Cromwell teenager Jack Robinson is making himself at home on the podium.
The 16-year-old skier earned two spots on the winners’ platform at the Special Olympics National Winter Games held at Cardrona last week.
Jack won gold in the intermediate skiing slalom division one, and bronze in the intermediate giant slalom.
It was his second time competing at the winter games.
Jack said his result made him feel ‘‘proud and happy’’.
He had been skiing for eight years, mainly for leisure, and loved ‘‘the feeling of racing down the mountain fast’’.
‘‘It makes me feel like I am flying.’’
In the future, he hoped to win more medals and compete internationally.
Jack also received a trophy for most improved skier from his lower South Island coaching team.
Coach Katharina Kloumburg said Jack’s coaches were thrilled for him.
‘‘[We are] incredibly proud and excited for Jack.’’
While this was his last event for winter, Jack was looking forward to doing it all again next year, she said.
The Special Olympics National Winter Games was the four-yearly pinnacle event for athletes with an intellectual disability competing in skiing and snowboarding events.
This year was the ninth edition of the event since the first national competition was held back in 1992.
About 50 athletes from around New Zealand travelled to Cardrona to compete in six events.
Special Olympics chief executive Fran Scholey said the National Winter Games had been an ‘‘overwhelming success’’ with even the weather playing its part.

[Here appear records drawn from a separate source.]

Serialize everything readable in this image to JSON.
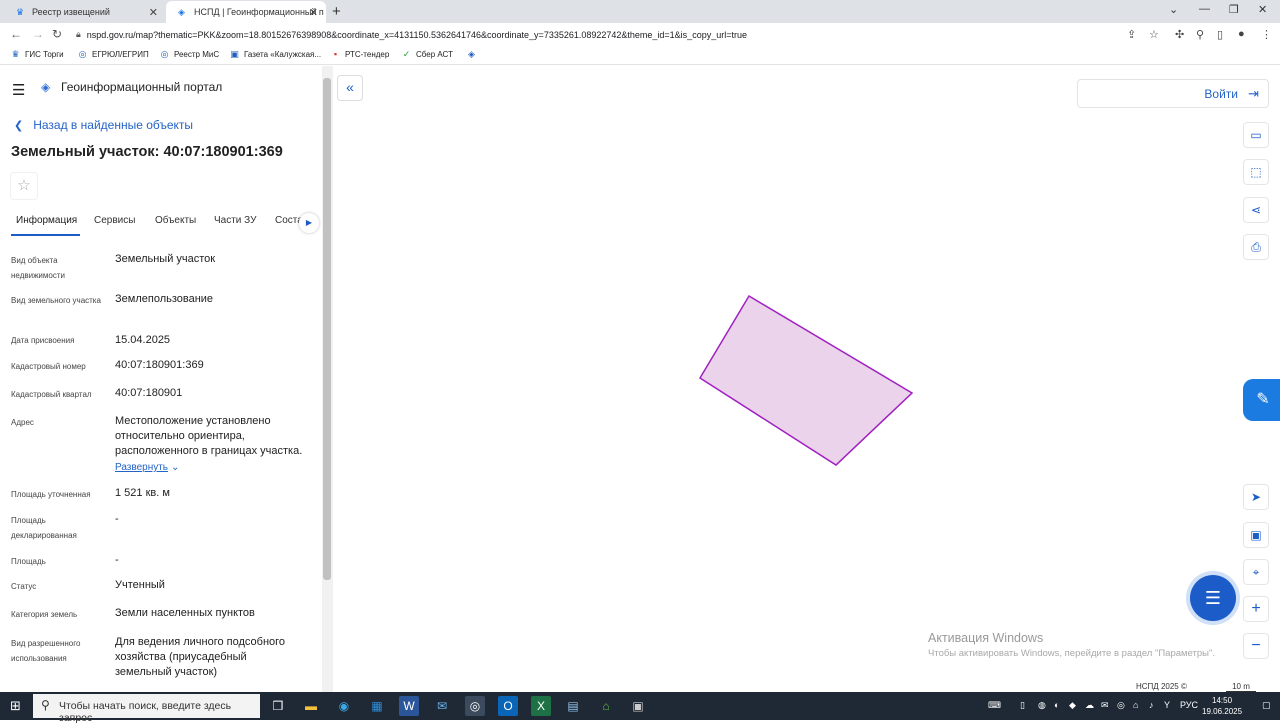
{
  "browser": {
    "tabs": [
      {
        "title": "Реестр извещений",
        "active": false
      },
      {
        "title": "НСПД | Геоинформационный п",
        "active": true
      }
    ],
    "url": "nspd.gov.ru/map?thematic=PKK&zoom=18.80152676398908&coordinate_x=4131150.5362641746&coordinate_y=7335261.08922742&theme_id=1&is_copy_url=true",
    "bookmarks": [
      "ГИС Торги",
      "ЕГРЮЛ/ЕГРИП",
      "Реестр МиС",
      "Газета «Калужская...",
      "РТС-тендер",
      "Сбер АСТ"
    ]
  },
  "panel": {
    "portal_title": "Геоинформационный портал",
    "back_label": "Назад в найденные объекты",
    "object_title": "Земельный участок: 40:07:180901:369",
    "tabs": [
      "Информация",
      "Сервисы",
      "Объекты",
      "Части ЗУ",
      "Соста"
    ],
    "properties": [
      {
        "label": "Вид объекта недвижимости",
        "value": "Земельный участок"
      },
      {
        "label": "Вид земельного участка",
        "value": "Землепользование"
      },
      {
        "label": "Дата присвоения",
        "value": "15.04.2025"
      },
      {
        "label": "Кадастровый номер",
        "value": "40:07:180901:369"
      },
      {
        "label": "Кадастровый квартал",
        "value": "40:07:180901"
      },
      {
        "label": "Адрес",
        "value": "Местоположение установлено относительно ориентира, расположенного в границах участка."
      },
      {
        "label": "Площадь уточненная",
        "value": "1 521 кв. м"
      },
      {
        "label": "Площадь декларированная",
        "value": "-"
      },
      {
        "label": "Площадь",
        "value": "-"
      },
      {
        "label": "Статус",
        "value": "Учтенный"
      },
      {
        "label": "Категория земель",
        "value": "Земли населенных пунктов"
      },
      {
        "label": "Вид разрешенного использования",
        "value": "Для ведения личного подсобного хозяйства (приусадебный земельный участок)"
      }
    ],
    "expand_label": "Развернуть"
  },
  "map": {
    "login_label": "Войти",
    "parcel_fill": "#ecd3ec",
    "parcel_stroke": "#a020c0",
    "activation_title": "Активация Windows",
    "activation_text": "Чтобы активировать Windows, перейдите в раздел \"Параметры\".",
    "copyright": "НСПД 2025 ©",
    "scale_label": "10 m"
  },
  "taskbar": {
    "search_placeholder": "Чтобы начать поиск, введите здесь запрос",
    "lang": "РУС",
    "time": "14:50",
    "date": "19.06.2025"
  }
}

“The National Winter games has been a marvellous opportunity for our inspiring athletes to showcase their skills and abilities, prior to Winter World Game selection,” Scholey said.

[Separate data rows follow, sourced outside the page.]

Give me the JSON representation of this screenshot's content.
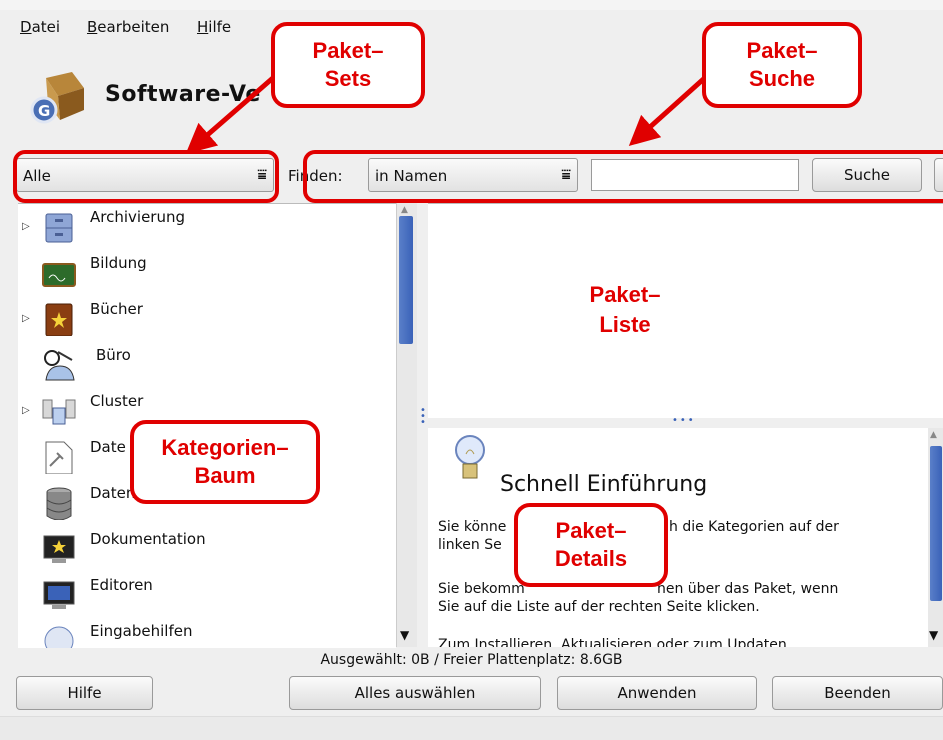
{
  "menu": [
    {
      "label": "Datei",
      "mnemonic": "D",
      "rest": "atei"
    },
    {
      "label": "Bearbeiten",
      "mnemonic": "B",
      "rest": "earbeiten"
    },
    {
      "label": "Hilfe",
      "mnemonic": "H",
      "rest": "ilfe"
    }
  ],
  "app": {
    "title": "Software-Ve"
  },
  "toolbar": {
    "set_value": "Alle",
    "finden_label": "Finden:",
    "search_scope": "in Namen",
    "search_value": "",
    "search_button": "Suche"
  },
  "tree": [
    {
      "label": "Archivierung",
      "expandable": true,
      "icon": "archive-icon"
    },
    {
      "label": "Bildung",
      "expandable": false,
      "icon": "chalkboard-icon"
    },
    {
      "label": "Bücher",
      "expandable": true,
      "icon": "book-icon"
    },
    {
      "label": "Büro",
      "expandable": false,
      "icon": "office-icon"
    },
    {
      "label": "Cluster",
      "expandable": true,
      "icon": "cluster-icon"
    },
    {
      "label": "Date",
      "expandable": false,
      "icon": "file-icon"
    },
    {
      "label": "Datenbanken",
      "expandable": false,
      "icon": "database-icon"
    },
    {
      "label": "Dokumentation",
      "expandable": false,
      "icon": "documentation-icon"
    },
    {
      "label": "Editoren",
      "expandable": false,
      "icon": "monitor-icon"
    },
    {
      "label": "Eingabehilfen",
      "expandable": false,
      "icon": "accessibility-icon"
    }
  ],
  "details": {
    "title": "Schnell Einführung",
    "para1_line1": "Sie könne",
    "para1_line1_end": "h die Kategorien auf der",
    "para1_line2": "linken Se",
    "para2_line1_start": "Sie bekomm",
    "para2_line1_end": "nen über das Paket, wenn",
    "para2_line2": "Sie auf die Liste auf der rechten Seite klicken.",
    "para3": "Zum Installieren, Aktualisieren oder zum Updaten"
  },
  "status": "Ausgewählt: 0B / Freier Plattenplatz: 8.6GB",
  "buttons": {
    "help": "Hilfe",
    "select_all": "Alles auswählen",
    "apply": "Anwenden",
    "quit": "Beenden"
  },
  "callouts": {
    "sets": [
      "Paket–",
      "Sets"
    ],
    "search": [
      "Paket–",
      "Suche"
    ],
    "list": [
      "Paket–",
      "Liste"
    ],
    "tree": [
      "Kategorien–",
      "Baum"
    ],
    "details": [
      "Paket–",
      "Details"
    ]
  },
  "colors": {
    "annotation": "#e00000",
    "scroll_thumb": "#3a62b8"
  }
}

The National Winter Games were about competing, but also about making new friends.
“We are incredibly proud at how brave [athletes] have been in the attempt and the sportsmanship [they] have showed to each other,’’ she said.
She thanked the athletes’ families, coaches, volunteers, clubs and supporters for their contributions in ensuring the athletes were well placed to succeed.

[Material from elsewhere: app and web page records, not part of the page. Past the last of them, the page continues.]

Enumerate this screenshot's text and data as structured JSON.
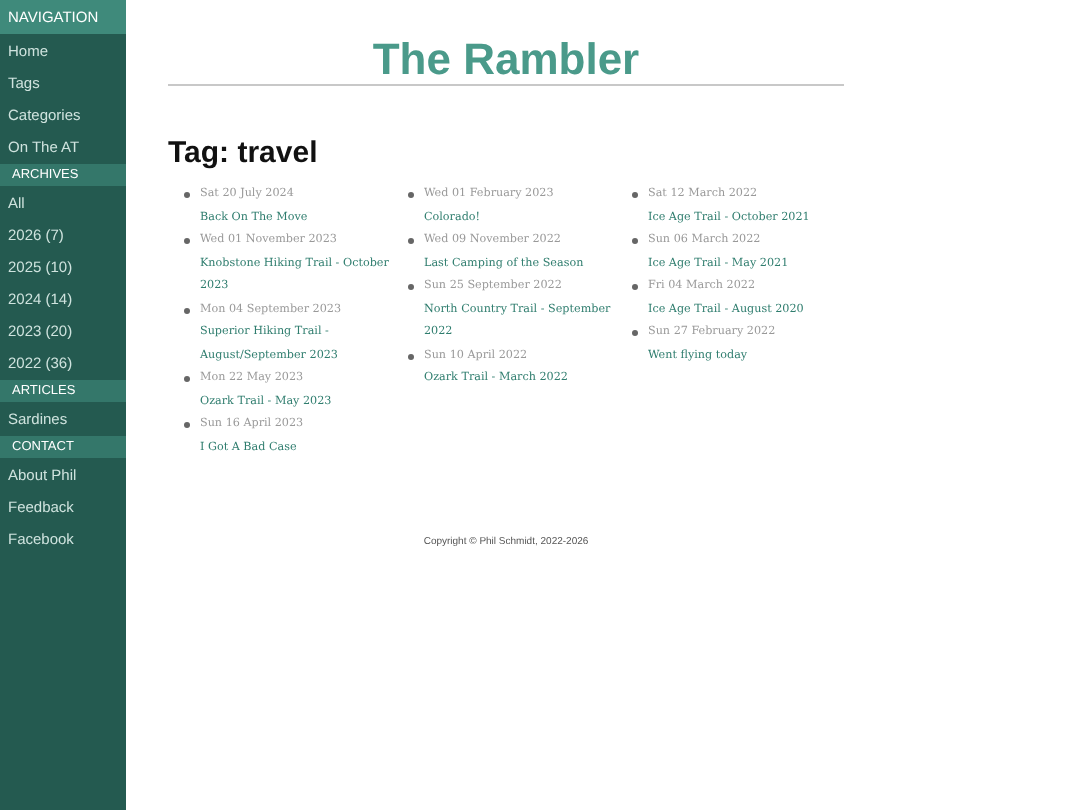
{
  "sidebar": {
    "sections": [
      {
        "title": "NAVIGATION",
        "items": [
          "Home",
          "Tags",
          "Categories",
          "On The AT"
        ]
      },
      {
        "title": "ARCHIVES",
        "items": [
          "All",
          "2026 (7)",
          "2025 (10)",
          "2024 (14)",
          "2023 (20)",
          "2022 (36)"
        ]
      },
      {
        "title": "ARTICLES",
        "items": [
          "Sardines"
        ]
      },
      {
        "title": "CONTACT",
        "items": [
          "About Phil",
          "Feedback",
          "Facebook"
        ]
      }
    ]
  },
  "site_title": "The Rambler",
  "page_heading": "Tag: travel",
  "columns": [
    [
      {
        "date": "Sat 20 July 2024",
        "title": "Back On The Move"
      },
      {
        "date": "Wed 01 November 2023",
        "title": "Knobstone Hiking Trail - October 2023"
      },
      {
        "date": "Mon 04 September 2023",
        "title": "Superior Hiking Trail - August/September 2023"
      },
      {
        "date": "Mon 22 May 2023",
        "title": "Ozark Trail - May 2023"
      },
      {
        "date": "Sun 16 April 2023",
        "title": "I Got A Bad Case"
      }
    ],
    [
      {
        "date": "Wed 01 February 2023",
        "title": "Colorado!"
      },
      {
        "date": "Wed 09 November 2022",
        "title": "Last Camping of the Season"
      },
      {
        "date": "Sun 25 September 2022",
        "title": "North Country Trail - September 2022"
      },
      {
        "date": "Sun 10 April 2022",
        "title": "Ozark Trail - March 2022"
      }
    ],
    [
      {
        "date": "Sat 12 March 2022",
        "title": "Ice Age Trail - October 2021"
      },
      {
        "date": "Sun 06 March 2022",
        "title": "Ice Age Trail - May 2021"
      },
      {
        "date": "Fri 04 March 2022",
        "title": "Ice Age Trail - August 2020"
      },
      {
        "date": "Sun 27 February 2022",
        "title": "Went flying today"
      }
    ]
  ],
  "footer": "Copyright © Phil Schmidt, 2022-2026"
}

Athletes who competed in Wanaka now have the chance to be selected for the next Special Olympics World Winter Games, to be held in Turin in 2025.